Somerset County Public Health Profile Report
Perinatal Mortality Rate: Deaths per 1,000 Live Births Plus Fetal Deaths, 2010-2014
Somerset3.6 95% Confidence IntervalNADescription of the Confidence IntervalThe confidence interval indicates the range of probable true values for the level of risk in the community.
A value of "NA" (Not Available) will appear if the confidence interval was not published with the NJSHAD indicator data for this measure.
State5.1 U.S. NANA=Data not available.
Somerset Compared to State
Description of Gauge
Description of the GaugeThis graphic is based on the county data to the left. It compares the county value of this indicator to the state overall value.
The county value is considered statistically significantly different from the state value if the state value is outside the range of the county's 95% confidence interval. If the county's data or 95% confidence interval information is not available, a blank gauge image will be displayed with the message, "missing information."NOTE: The labels used on the gauge graphic are meant to describe the county's status in plain language. The placement of the gauge needle is based solely on the statistical difference between the county and state values. When selecting priority health issues to work on, a county should take into account additional factors such as how much improvement could be made, the U.S. value, the statistical stability of the county number, the severity of the health condition, and whether the difference is clinically significant.
- Excellent = The county's value on this indicator is BETTER than the state value, and the difference IS statistically significant.
- Watch = The county's value is BETTER than state value, but the difference IS NOT statistically significant.
- Improvement Needed = The county's value on this indicator is WORSE than the state value, but the difference IS NOT statistically significant.
- Reason for Concern = The county's value on this indicator is WORSE than the state value, and the difference IS statistically significant.
Why Is This Important?The perinatal death rate is a critical measure of a population's health. Fetal and neonatal mortality, the components of perinatal mortality, are important indicators of fetal, infant, and maternal health status and medical care (pre- and post-delivery).
How Are We Doing?The perinatal mortality rate in New Jersey is slowly declining, yet disparities exist across the state and by maternal and infant characteristics. The rate among children of Black mothers is well above that of other race/ethnicity groups. Most of the counties with high perinatal mortality rates are in South Jersey. The leading causes of perinatal mortality are placenta, cord, and membrane complications and short gestation (preterm) and low birth weight.
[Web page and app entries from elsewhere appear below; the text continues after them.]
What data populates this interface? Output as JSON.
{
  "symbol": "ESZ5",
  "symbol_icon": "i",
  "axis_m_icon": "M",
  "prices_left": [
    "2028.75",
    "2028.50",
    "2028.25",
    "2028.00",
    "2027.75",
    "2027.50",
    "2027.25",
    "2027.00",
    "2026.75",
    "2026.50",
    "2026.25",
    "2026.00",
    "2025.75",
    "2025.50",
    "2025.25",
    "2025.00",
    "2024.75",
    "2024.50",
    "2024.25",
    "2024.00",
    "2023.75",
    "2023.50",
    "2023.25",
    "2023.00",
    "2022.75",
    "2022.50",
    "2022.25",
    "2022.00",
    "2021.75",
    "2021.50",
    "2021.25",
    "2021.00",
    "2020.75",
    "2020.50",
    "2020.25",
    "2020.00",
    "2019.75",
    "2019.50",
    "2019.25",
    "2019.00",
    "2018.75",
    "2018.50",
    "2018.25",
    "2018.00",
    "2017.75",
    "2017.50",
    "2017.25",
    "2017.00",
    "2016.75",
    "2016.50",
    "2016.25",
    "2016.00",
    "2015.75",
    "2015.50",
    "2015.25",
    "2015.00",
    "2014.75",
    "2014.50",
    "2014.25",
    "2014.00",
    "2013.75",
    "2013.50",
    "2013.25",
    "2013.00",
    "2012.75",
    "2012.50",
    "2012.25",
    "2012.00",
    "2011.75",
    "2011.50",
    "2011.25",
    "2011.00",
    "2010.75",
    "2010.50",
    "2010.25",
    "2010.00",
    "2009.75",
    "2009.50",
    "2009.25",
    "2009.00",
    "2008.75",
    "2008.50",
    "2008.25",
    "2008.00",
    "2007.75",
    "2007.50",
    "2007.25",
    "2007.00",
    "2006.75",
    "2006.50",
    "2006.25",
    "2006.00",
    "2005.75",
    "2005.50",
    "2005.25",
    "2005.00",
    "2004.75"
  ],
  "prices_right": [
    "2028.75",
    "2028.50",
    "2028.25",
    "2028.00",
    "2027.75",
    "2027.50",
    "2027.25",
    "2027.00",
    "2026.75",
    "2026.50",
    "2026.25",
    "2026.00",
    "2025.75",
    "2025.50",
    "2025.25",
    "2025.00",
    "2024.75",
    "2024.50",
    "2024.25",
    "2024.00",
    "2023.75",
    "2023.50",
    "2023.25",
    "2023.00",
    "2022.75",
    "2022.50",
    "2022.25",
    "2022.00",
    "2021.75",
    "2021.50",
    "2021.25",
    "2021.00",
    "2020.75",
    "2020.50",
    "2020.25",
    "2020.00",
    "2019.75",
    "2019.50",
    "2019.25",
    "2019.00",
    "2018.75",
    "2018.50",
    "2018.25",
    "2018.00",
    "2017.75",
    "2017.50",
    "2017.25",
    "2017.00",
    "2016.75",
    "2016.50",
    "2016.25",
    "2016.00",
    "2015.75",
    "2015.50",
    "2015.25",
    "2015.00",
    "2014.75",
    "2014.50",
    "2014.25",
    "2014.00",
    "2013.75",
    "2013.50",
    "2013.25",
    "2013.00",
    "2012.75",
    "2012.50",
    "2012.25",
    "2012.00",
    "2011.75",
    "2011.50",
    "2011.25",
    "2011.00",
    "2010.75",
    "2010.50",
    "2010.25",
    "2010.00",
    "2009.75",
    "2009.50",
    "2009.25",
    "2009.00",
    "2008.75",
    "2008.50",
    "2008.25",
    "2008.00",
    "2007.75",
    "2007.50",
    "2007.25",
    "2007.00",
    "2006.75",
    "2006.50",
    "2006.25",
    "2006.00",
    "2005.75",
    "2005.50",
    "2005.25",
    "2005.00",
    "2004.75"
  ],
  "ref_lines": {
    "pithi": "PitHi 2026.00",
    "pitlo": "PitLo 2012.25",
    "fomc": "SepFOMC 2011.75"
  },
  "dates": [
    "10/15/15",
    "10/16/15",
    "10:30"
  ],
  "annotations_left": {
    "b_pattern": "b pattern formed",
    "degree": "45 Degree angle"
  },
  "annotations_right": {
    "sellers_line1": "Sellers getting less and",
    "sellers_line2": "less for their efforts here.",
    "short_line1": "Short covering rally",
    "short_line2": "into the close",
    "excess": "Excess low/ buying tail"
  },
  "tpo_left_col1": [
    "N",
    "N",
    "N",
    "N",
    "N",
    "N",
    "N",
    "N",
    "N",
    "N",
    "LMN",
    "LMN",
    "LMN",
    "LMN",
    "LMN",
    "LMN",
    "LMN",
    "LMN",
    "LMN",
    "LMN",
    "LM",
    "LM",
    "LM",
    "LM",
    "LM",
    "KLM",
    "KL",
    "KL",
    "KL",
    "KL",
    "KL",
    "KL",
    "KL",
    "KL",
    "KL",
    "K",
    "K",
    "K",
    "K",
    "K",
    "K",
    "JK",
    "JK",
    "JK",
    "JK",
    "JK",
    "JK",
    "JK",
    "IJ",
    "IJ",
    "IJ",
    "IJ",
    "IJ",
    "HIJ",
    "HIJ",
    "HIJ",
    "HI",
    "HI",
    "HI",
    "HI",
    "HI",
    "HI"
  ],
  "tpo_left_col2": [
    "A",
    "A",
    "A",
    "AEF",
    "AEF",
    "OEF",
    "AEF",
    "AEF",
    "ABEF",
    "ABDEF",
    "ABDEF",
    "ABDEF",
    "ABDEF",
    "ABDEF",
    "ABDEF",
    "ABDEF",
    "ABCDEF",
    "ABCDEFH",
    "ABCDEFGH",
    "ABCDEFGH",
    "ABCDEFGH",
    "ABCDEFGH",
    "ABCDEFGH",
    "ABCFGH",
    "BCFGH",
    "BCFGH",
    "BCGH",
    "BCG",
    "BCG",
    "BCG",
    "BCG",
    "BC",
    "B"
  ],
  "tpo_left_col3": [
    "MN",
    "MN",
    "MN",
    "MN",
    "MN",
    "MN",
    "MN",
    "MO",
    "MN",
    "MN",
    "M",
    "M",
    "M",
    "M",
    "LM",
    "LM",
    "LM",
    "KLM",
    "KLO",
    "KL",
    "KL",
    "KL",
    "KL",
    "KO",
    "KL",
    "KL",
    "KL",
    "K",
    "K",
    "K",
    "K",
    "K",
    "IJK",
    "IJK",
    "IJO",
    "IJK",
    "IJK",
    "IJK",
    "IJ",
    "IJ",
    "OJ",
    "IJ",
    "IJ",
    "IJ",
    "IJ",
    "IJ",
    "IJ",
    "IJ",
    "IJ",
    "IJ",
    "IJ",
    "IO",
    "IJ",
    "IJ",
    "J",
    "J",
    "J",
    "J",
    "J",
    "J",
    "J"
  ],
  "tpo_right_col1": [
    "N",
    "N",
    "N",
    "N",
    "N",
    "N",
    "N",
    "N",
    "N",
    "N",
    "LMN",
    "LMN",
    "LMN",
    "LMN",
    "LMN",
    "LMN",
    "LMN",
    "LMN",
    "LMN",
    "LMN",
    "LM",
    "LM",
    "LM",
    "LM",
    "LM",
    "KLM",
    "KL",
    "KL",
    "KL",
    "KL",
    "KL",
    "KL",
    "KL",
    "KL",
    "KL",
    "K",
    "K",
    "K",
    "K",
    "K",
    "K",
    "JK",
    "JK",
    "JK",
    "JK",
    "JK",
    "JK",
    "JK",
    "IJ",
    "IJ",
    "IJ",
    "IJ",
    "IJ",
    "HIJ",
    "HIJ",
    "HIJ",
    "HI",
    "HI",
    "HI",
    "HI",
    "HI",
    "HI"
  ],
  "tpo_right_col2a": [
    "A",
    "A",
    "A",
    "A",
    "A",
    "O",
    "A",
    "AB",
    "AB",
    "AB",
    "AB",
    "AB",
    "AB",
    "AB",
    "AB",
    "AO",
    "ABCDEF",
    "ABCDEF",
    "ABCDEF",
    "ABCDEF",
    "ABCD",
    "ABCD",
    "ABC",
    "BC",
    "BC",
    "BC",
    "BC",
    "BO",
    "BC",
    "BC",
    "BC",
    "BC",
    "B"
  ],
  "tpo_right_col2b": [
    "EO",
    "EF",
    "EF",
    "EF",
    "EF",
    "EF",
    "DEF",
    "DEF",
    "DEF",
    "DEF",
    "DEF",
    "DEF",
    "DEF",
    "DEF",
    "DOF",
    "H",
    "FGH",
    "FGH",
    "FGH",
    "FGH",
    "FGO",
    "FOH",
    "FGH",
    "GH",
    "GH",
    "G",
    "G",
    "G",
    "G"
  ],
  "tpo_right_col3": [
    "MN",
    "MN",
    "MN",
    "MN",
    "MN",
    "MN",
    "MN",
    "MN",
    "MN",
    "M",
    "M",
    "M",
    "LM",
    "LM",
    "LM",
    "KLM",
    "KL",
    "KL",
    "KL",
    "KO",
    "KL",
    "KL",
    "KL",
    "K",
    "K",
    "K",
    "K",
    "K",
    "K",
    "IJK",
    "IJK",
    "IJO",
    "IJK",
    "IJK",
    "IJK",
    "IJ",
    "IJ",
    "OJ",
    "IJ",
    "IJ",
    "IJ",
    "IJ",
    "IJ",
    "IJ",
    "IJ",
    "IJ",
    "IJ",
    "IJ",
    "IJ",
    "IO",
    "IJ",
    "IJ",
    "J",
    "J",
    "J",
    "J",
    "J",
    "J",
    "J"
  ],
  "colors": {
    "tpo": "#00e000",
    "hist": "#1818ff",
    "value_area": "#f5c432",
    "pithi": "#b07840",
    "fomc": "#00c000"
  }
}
What Is Being Done?The Division of [https://nj.gov/health/fhs/ Family Health Services] in the New Jersey Department of Health administers programs to enhance the health, safety and well-being of families and communities in New Jersey. Several programs are aimed at improving children's health, including reducing perinatal mortality. Information on programs that promote availability and use of [http://njparentlink.nj.gov/njparentlink/health/before/ prenatal care services] and programs that promote [http://njparentlink.nj.gov/njparentlink/health/safety/ newborn health] are available online. The Department of Health has provided state funding to improve perinatal public health services and birth outcomes in communities. Perinatal deaths are reviewed by the [https://www.nj.gov/health/fhs/maternalchild/outcomes/mortality-reviews/ Fetal Infant Mortality Review Team] and recommendations to reduce future deaths are made to public and private sources of care including hospitals, clinics, and health care professionals throughout the state. Efforts are continuing to increase public and provider awareness of needs for greater access to maternal preconception care, more awareness of risky preconception and post-conception behavior and for better general maternal health care.
Healthy People Objective MICH-1.2:Fetal and infant deaths during perinatal period (28 weeks of gestation to 7 days after birth)
U.S. Target: 5.9 perinatal deaths per 1,000 live births and fetal deaths
Health Care System Factors:
Health Status Outcomes:
Note** The number of deaths is too small to calculate a reliable rate.
Data SourcesBirth Certificate Database, Office of Vital Statistics and Registry, New Jersey Department of Health Fetal Death Certificate Database, Office of Vital Statistics and Registration, New Jersey Department of Health Linked Infant Death-Birth Database, Center for Health Statistics, New Jersey Department of Health
Measure Description for Perinatal Mortality Rate
Definition: Rate of fetal deaths at 28 or more weeks of gestation plus infant deaths less than 7 days of age in a given year, per 1,000 live births plus fetal deaths of 28 or more weeks gestation in the same year. [NCHS Definition I] Fetal death, which is also referred to as stillbirth or miscarriage, is defined as death prior to the complete expulsion or extraction of the fetus from its mother, where the fetus shows no signs of life. Additionally, only spontaneous fetal deaths, not induced or intentional terminations of pregnancy, are included in this definition.
Numerator: Number of resident fetal deaths at 28 or more weeks of gestation plus resident infant deaths less than 7 days old in a given year
Denominator: Number of live births plus fetal deaths of 28 or more weeks gestation to resident mothers in the same year